Such data told Netflix there was a large market for a remake of the 1990 British Broadcasting Corporation miniseries called ’House of Cards’. Netflix’s chief content officer, Ted Sarandos, remarked at an investor conferencethat the company knows how many of its subscribers liked the star of the series (Kevin Spacey) as well as how many have rented the original BBC series. “You get a very addressable audience,” he told the conference participants. “Better than that, I know exactly who they are.”5 (One magazine said the company bid more than $100 million for the licensing rights to the BBC show for two years.) “We know what people watch on Netflix and we’re able, with a high degree of confidence, to understand how big a likely audience is for a given show based on people’s viewing habits,” one Netflix executive told a journalist.6 Netflix’s ability to market the production to its customer base in a well-targeted manner was, most likely, another consideration in licensing the series.
Clearly, R&D managers see the potential in using Big Data to identify new product opportunities.
Exhibit IV-14: Areas of Greatest Benefits for R&D
Q18-e: Degree of Potential Benefits Big Data Could Generate – Mean Summary R&D/ Product Development/Product Engineering
Research Big Data Challenges
R&D managers rated finding data scientists to be their biggest Big Data challenge. Next on the list was getting managers in other functions to share data and handing the three V’s of Big Data.
They perceived getting R&D managers to make decisions based on Big Data (rather than on gut) to be less of a challenge (though still moderate).
Exhibit IV-15: Greatest Big Data Challenges for R&D
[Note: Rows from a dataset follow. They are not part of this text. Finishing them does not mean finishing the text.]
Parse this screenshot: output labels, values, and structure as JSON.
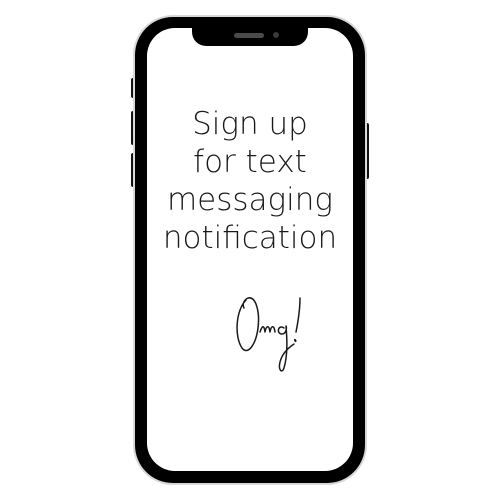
{
  "phone": {
    "frame_color": "#000000",
    "screen_color": "#ffffff"
  },
  "screen": {
    "lines": [
      "Sign up",
      "for text",
      "messaging",
      "notification"
    ],
    "signature_text": "Omg!"
  }
}
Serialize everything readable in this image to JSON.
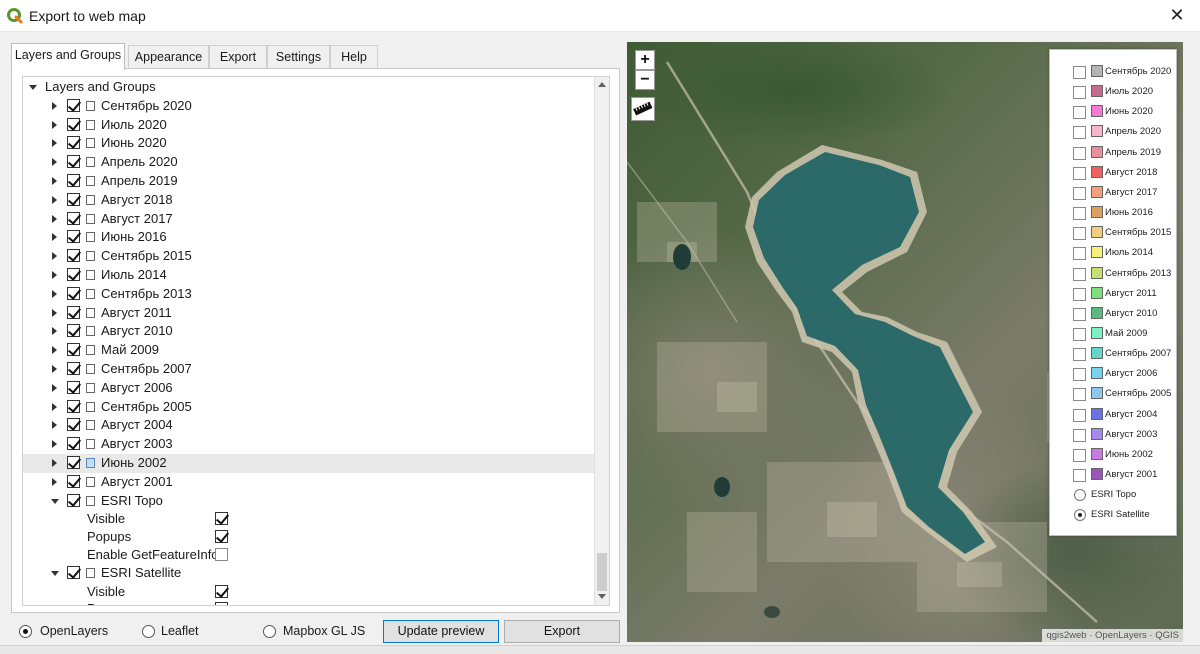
{
  "window": {
    "title": "Export to web map",
    "app_icon": "qgis-icon",
    "close_glyph": "✕"
  },
  "tabs": [
    "Layers and Groups",
    "Appearance",
    "Export",
    "Settings",
    "Help"
  ],
  "tree": {
    "root_label": "Layers and Groups",
    "layers": [
      {
        "label": "Сентябрь 2020",
        "checked": true
      },
      {
        "label": "Июль 2020",
        "checked": true
      },
      {
        "label": "Июнь 2020",
        "checked": true
      },
      {
        "label": "Апрель 2020",
        "checked": true
      },
      {
        "label": "Апрель 2019",
        "checked": true
      },
      {
        "label": "Август 2018",
        "checked": true
      },
      {
        "label": "Август 2017",
        "checked": true
      },
      {
        "label": "Июнь 2016",
        "checked": true
      },
      {
        "label": "Сентябрь 2015",
        "checked": true
      },
      {
        "label": "Июль 2014",
        "checked": true
      },
      {
        "label": "Сентябрь 2013",
        "checked": true
      },
      {
        "label": "Август 2011",
        "checked": true
      },
      {
        "label": "Август 2010",
        "checked": true
      },
      {
        "label": "Май 2009",
        "checked": true
      },
      {
        "label": "Сентябрь 2007",
        "checked": true
      },
      {
        "label": "Август 2006",
        "checked": true
      },
      {
        "label": "Сентябрь 2005",
        "checked": true
      },
      {
        "label": "Август 2004",
        "checked": true
      },
      {
        "label": "Август 2003",
        "checked": true
      },
      {
        "label": "Июнь 2002",
        "checked": true,
        "selected": true
      },
      {
        "label": "Август 2001",
        "checked": true
      }
    ],
    "esri_topo": {
      "label": "ESRI Topo",
      "options": [
        {
          "label": "Visible",
          "checked": true
        },
        {
          "label": "Popups",
          "checked": true
        },
        {
          "label": "Enable GetFeatureInfo?",
          "checked": false
        }
      ]
    },
    "esri_satellite": {
      "label": "ESRI Satellite",
      "options": [
        {
          "label": "Visible",
          "checked": true
        },
        {
          "label": "Popups",
          "checked": true
        }
      ]
    }
  },
  "bottom_bar": {
    "formats": [
      {
        "label": "OpenLayers",
        "selected": true
      },
      {
        "label": "Leaflet",
        "selected": false
      },
      {
        "label": "Mapbox GL JS",
        "selected": false
      }
    ],
    "update_preview_label": "Update preview",
    "export_label": "Export"
  },
  "map": {
    "zoom_in": "+",
    "zoom_out": "−",
    "attribution": "qgis2web · OpenLayers · QGIS",
    "water_color": "#2b6a68",
    "legend": [
      {
        "label": "Сентябрь 2020",
        "color": "#b4b4b4"
      },
      {
        "label": "Июль 2020",
        "color": "#c46b8e"
      },
      {
        "label": "Июнь 2020",
        "color": "#f47ad6"
      },
      {
        "label": "Апрель 2020",
        "color": "#f7b6c8"
      },
      {
        "label": "Апрель 2019",
        "color": "#e8909a"
      },
      {
        "label": "Август 2018",
        "color": "#f06060"
      },
      {
        "label": "Август 2017",
        "color": "#f4a07e"
      },
      {
        "label": "Июнь 2016",
        "color": "#d9a05e"
      },
      {
        "label": "Сентябрь 2015",
        "color": "#f2cf7e"
      },
      {
        "label": "Июль 2014",
        "color": "#f7f07a"
      },
      {
        "label": "Сентябрь 2013",
        "color": "#c6df72"
      },
      {
        "label": "Август 2011",
        "color": "#7ee07a"
      },
      {
        "label": "Август 2010",
        "color": "#5dba7e"
      },
      {
        "label": "Май 2009",
        "color": "#7af2c6"
      },
      {
        "label": "Сентябрь 2007",
        "color": "#62d6cc"
      },
      {
        "label": "Август 2006",
        "color": "#74d4f0"
      },
      {
        "label": "Сентябрь 2005",
        "color": "#8ec8ea"
      },
      {
        "label": "Август 2004",
        "color": "#6a72e8"
      },
      {
        "label": "Август 2003",
        "color": "#a48aea"
      },
      {
        "label": "Июнь 2002",
        "color": "#c77ae4"
      },
      {
        "label": "Август 2001",
        "color": "#9a56b8"
      }
    ],
    "basemaps": [
      {
        "label": "ESRI Topo",
        "selected": false
      },
      {
        "label": "ESRI Satellite",
        "selected": true
      }
    ]
  }
}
Q-23: Greatest Challenges to GettingValue from Big Data: Mean Summary – R&D/Product Development/Product Engineering
« Previous Post
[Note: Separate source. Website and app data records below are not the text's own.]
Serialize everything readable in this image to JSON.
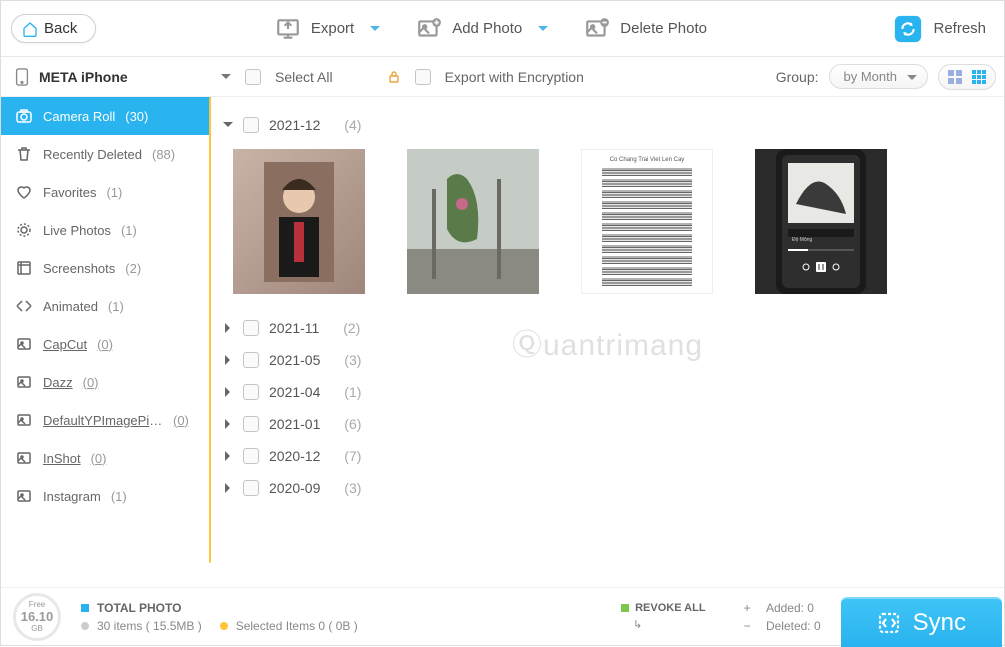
{
  "toolbar": {
    "back": "Back",
    "export": "Export",
    "add_photo": "Add Photo",
    "delete_photo": "Delete Photo",
    "refresh": "Refresh"
  },
  "device": {
    "name": "META iPhone"
  },
  "filters": {
    "select_all": "Select All",
    "export_encrypted": "Export with Encryption",
    "group_label": "Group:",
    "group_value": "by Month"
  },
  "sidebar": {
    "items": [
      {
        "label": "Camera Roll",
        "count": "(30)",
        "active": true,
        "icon": "camera"
      },
      {
        "label": "Recently Deleted",
        "count": "(88)",
        "icon": "trash"
      },
      {
        "label": "Favorites",
        "count": "(1)",
        "icon": "heart"
      },
      {
        "label": "Live Photos",
        "count": "(1)",
        "icon": "live"
      },
      {
        "label": "Screenshots",
        "count": "(2)",
        "icon": "screenshot"
      },
      {
        "label": "Animated",
        "count": "(1)",
        "icon": "animated"
      },
      {
        "label": "CapCut",
        "count": "(0)",
        "icon": "album",
        "underlined": true
      },
      {
        "label": "Dazz",
        "count": "(0)",
        "icon": "album",
        "underlined": true
      },
      {
        "label": "DefaultYPImagePic...",
        "count": "(0)",
        "icon": "album",
        "underlined": true
      },
      {
        "label": "InShot",
        "count": "(0)",
        "icon": "album",
        "underlined": true
      },
      {
        "label": "Instagram",
        "count": "(1)",
        "icon": "album"
      }
    ]
  },
  "groups": [
    {
      "label": "2021-12",
      "count": "(4)",
      "expanded": true
    },
    {
      "label": "2021-11",
      "count": "(2)"
    },
    {
      "label": "2021-05",
      "count": "(3)"
    },
    {
      "label": "2021-04",
      "count": "(1)"
    },
    {
      "label": "2021-01",
      "count": "(6)"
    },
    {
      "label": "2020-12",
      "count": "(7)"
    },
    {
      "label": "2020-09",
      "count": "(3)"
    }
  ],
  "watermark": "Ⓠuantrimang",
  "footer": {
    "storage_label": "Free",
    "storage_value": "16.10",
    "storage_unit": "GB",
    "total_label": "TOTAL PHOTO",
    "items_text": "30 items ( 15.5MB )",
    "selected_text": "Selected Items 0 ( 0B )",
    "revoke": "REVOKE ALL",
    "revoke_icon_sub": "↳",
    "added": "Added: 0",
    "deleted": "Deleted: 0",
    "sync": "Sync"
  }
}
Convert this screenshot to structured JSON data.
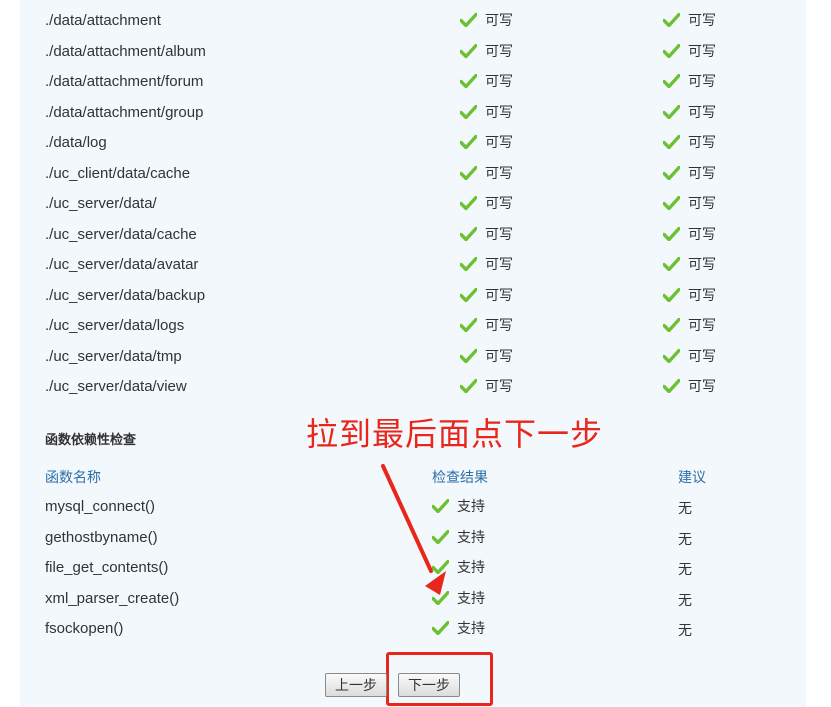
{
  "directories": [
    {
      "path": "./data/attachment",
      "current": "可写",
      "required": "可写"
    },
    {
      "path": "./data/attachment/album",
      "current": "可写",
      "required": "可写"
    },
    {
      "path": "./data/attachment/forum",
      "current": "可写",
      "required": "可写"
    },
    {
      "path": "./data/attachment/group",
      "current": "可写",
      "required": "可写"
    },
    {
      "path": "./data/log",
      "current": "可写",
      "required": "可写"
    },
    {
      "path": "./uc_client/data/cache",
      "current": "可写",
      "required": "可写"
    },
    {
      "path": "./uc_server/data/",
      "current": "可写",
      "required": "可写"
    },
    {
      "path": "./uc_server/data/cache",
      "current": "可写",
      "required": "可写"
    },
    {
      "path": "./uc_server/data/avatar",
      "current": "可写",
      "required": "可写"
    },
    {
      "path": "./uc_server/data/backup",
      "current": "可写",
      "required": "可写"
    },
    {
      "path": "./uc_server/data/logs",
      "current": "可写",
      "required": "可写"
    },
    {
      "path": "./uc_server/data/tmp",
      "current": "可写",
      "required": "可写"
    },
    {
      "path": "./uc_server/data/view",
      "current": "可写",
      "required": "可写"
    }
  ],
  "functions_section": {
    "title": "函数依赖性检查",
    "headers": {
      "name": "函数名称",
      "result": "检查结果",
      "suggestion": "建议"
    },
    "rows": [
      {
        "name": "mysql_connect()",
        "result": "支持",
        "suggestion": "无"
      },
      {
        "name": "gethostbyname()",
        "result": "支持",
        "suggestion": "无"
      },
      {
        "name": "file_get_contents()",
        "result": "支持",
        "suggestion": "无"
      },
      {
        "name": "xml_parser_create()",
        "result": "支持",
        "suggestion": "无"
      },
      {
        "name": "fsockopen()",
        "result": "支持",
        "suggestion": "无"
      }
    ]
  },
  "annotation": "拉到最后面点下一步",
  "buttons": {
    "prev": "上一步",
    "next": "下一步"
  },
  "colors": {
    "check": "#6cc132",
    "header": "#2e6fa8",
    "annotation": "#e8261b"
  },
  "icons": {
    "status": "check-icon"
  }
}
Manufacturing: Big Data Benefits and Challenges
Next Post »
Logistics: Big Data Benefits and Challenges
- From a P&G press release dated Feb. 7, 2013, ‘P&G Connect+Develop Launches New Open
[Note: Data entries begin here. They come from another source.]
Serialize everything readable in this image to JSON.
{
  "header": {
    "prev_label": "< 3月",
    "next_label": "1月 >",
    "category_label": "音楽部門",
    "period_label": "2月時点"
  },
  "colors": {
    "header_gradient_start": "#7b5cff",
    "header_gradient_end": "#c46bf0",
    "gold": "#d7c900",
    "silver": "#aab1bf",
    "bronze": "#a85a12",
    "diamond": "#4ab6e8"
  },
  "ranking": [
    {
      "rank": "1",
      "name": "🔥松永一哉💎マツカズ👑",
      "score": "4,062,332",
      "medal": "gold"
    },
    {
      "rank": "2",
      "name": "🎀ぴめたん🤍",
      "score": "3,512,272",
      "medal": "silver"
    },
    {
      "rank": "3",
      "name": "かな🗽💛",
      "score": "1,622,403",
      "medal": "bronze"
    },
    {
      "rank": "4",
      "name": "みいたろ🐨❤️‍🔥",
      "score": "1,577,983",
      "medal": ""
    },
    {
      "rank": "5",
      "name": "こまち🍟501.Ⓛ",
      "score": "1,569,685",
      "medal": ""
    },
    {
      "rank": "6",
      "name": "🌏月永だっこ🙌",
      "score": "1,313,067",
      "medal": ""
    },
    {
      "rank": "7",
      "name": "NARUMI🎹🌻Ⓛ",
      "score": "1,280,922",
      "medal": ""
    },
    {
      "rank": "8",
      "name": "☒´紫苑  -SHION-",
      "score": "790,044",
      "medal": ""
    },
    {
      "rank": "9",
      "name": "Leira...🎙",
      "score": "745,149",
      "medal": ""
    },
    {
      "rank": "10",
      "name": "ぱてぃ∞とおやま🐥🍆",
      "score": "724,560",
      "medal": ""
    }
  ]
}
Innovation Website’, http://news.pg.com/press-release/pg-corporate-announcements/pgconnectdevelop-
- P&G numbers cited in the McKinsey Global Institute study on Big Data, p. 69. http://www.
- P&G CEO Bob McDonald’s affinity for analytics was mentioned by Big Data guru Tom Davenport in his Wall Street Journal column, Feb. 13, 2013, “P&G Finds a ‘Goldmine’ in Analytics”. [↩]
- Derrick Harris, ‘Netflix analyzes a lot of data about your viewing habits’, GigaOM, June 14, 2012. http://gigaom.com/2012/06/14/netflix-analyzes-a-lot-of-data-about-your-viewing-habits/ [↩]
- From the Website Deadline, an article by David Lieberman, ‘Netflix Unfazed by Growing Competition from Amazon’, Sept. 13, 2012. www.deadline.com/2012/09/netflix-competition-amazon-ted-sarandos/#more-335796 [↩]
- From a Wired magazine story in November 2012: http://www.wired.com/gadgetlab/2012/11/netflix-data-gamble/ [↩]
- David Carr, ‘Giving Viewers What They Want’, The New York Times, Feb. 24, 2013. http://www.nytimes.com/2013/02/25/business/media/for-house-of-cards-using-big-data-to-guarantee-itspopularity.html?emc=eta1&_r=0&pagewanted=all [↩]